(Items from an interface collection)
----------
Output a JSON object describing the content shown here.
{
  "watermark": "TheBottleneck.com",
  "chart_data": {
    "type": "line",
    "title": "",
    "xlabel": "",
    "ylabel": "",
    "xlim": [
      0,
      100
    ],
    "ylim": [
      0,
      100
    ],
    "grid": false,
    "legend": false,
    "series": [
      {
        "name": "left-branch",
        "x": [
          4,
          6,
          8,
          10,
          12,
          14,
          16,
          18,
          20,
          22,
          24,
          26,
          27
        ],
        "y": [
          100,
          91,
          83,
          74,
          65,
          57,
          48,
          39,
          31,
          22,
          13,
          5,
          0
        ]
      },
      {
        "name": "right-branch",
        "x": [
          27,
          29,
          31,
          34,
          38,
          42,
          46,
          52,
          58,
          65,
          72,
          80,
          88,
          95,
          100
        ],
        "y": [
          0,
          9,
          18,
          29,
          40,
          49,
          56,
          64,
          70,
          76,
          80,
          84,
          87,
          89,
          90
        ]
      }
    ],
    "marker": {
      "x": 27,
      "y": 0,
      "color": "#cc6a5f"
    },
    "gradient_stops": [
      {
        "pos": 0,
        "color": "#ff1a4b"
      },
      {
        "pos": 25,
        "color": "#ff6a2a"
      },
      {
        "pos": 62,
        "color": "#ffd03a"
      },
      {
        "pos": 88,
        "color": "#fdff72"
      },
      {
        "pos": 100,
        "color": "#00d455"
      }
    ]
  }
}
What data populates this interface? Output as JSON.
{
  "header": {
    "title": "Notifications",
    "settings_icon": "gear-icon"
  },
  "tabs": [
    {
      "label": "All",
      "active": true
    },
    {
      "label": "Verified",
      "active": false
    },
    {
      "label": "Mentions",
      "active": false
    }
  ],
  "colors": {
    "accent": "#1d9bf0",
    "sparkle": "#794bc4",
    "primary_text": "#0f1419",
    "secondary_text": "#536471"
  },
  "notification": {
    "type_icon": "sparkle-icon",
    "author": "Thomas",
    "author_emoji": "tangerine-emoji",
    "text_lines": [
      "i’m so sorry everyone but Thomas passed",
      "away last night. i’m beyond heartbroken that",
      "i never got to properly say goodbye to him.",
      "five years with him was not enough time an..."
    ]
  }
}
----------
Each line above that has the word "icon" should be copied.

_SOLUTION_
    "settings_icon": "gear-icon"
    "type_icon": "sparkle-icon",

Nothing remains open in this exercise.